▸ **Your instructions**:
The records must be retyped exactly, with no pictures included.

Items from a dataset:
------------
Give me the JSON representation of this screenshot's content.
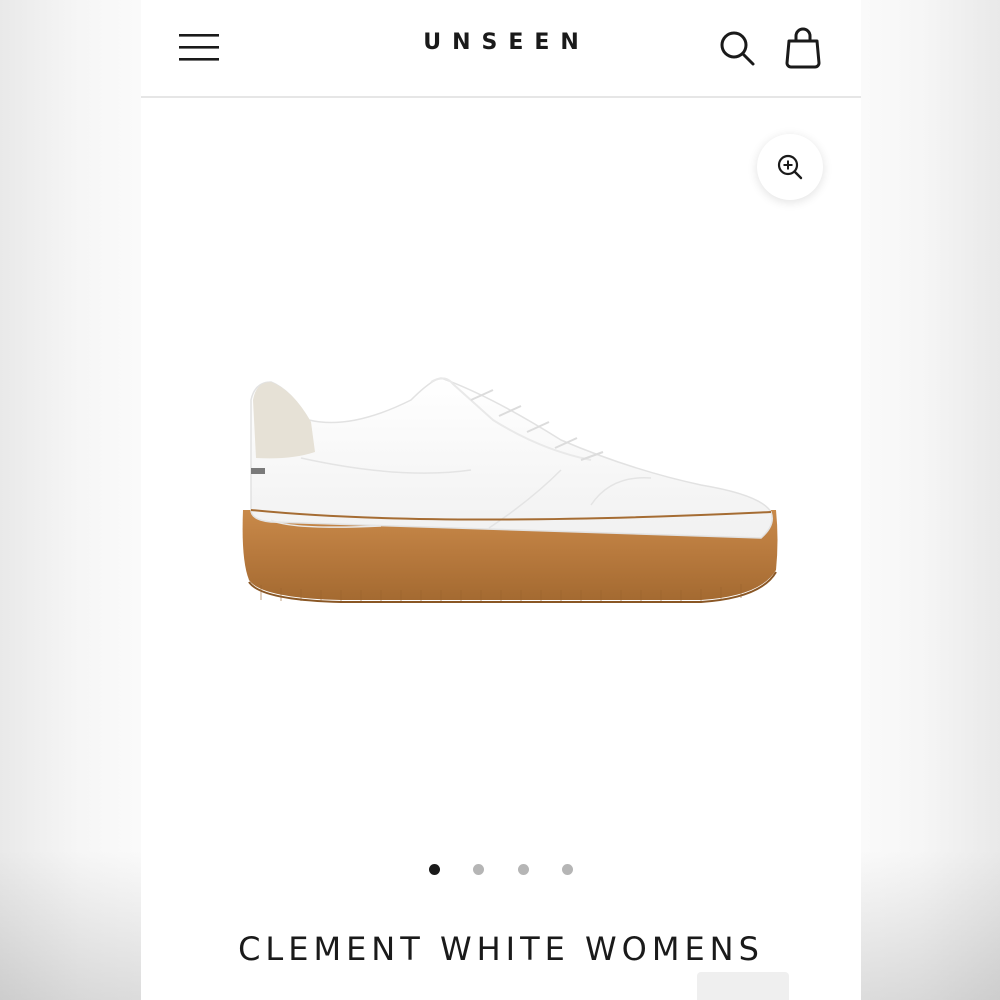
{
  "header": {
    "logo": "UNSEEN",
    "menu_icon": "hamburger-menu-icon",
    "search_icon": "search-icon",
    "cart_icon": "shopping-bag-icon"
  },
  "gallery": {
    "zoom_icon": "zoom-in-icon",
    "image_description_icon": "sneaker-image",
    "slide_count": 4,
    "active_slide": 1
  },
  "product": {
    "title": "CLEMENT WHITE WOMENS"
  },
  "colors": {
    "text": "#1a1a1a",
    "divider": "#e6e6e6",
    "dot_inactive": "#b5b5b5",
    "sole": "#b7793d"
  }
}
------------
▸ **Solution**:
Give me the JSON representation of this screenshot's content.
{
  "header": {
    "logo": "UNSEEN",
    "menu_icon": "hamburger-menu-icon",
    "search_icon": "search-icon",
    "cart_icon": "shopping-bag-icon"
  },
  "gallery": {
    "zoom_icon": "zoom-in-icon",
    "image_description_icon": "sneaker-image",
    "slide_count": 4,
    "active_slide": 1
  },
  "product": {
    "title": "CLEMENT WHITE WOMENS"
  },
  "colors": {
    "text": "#1a1a1a",
    "divider": "#e6e6e6",
    "dot_inactive": "#b5b5b5",
    "sole": "#b7793d"
  }
}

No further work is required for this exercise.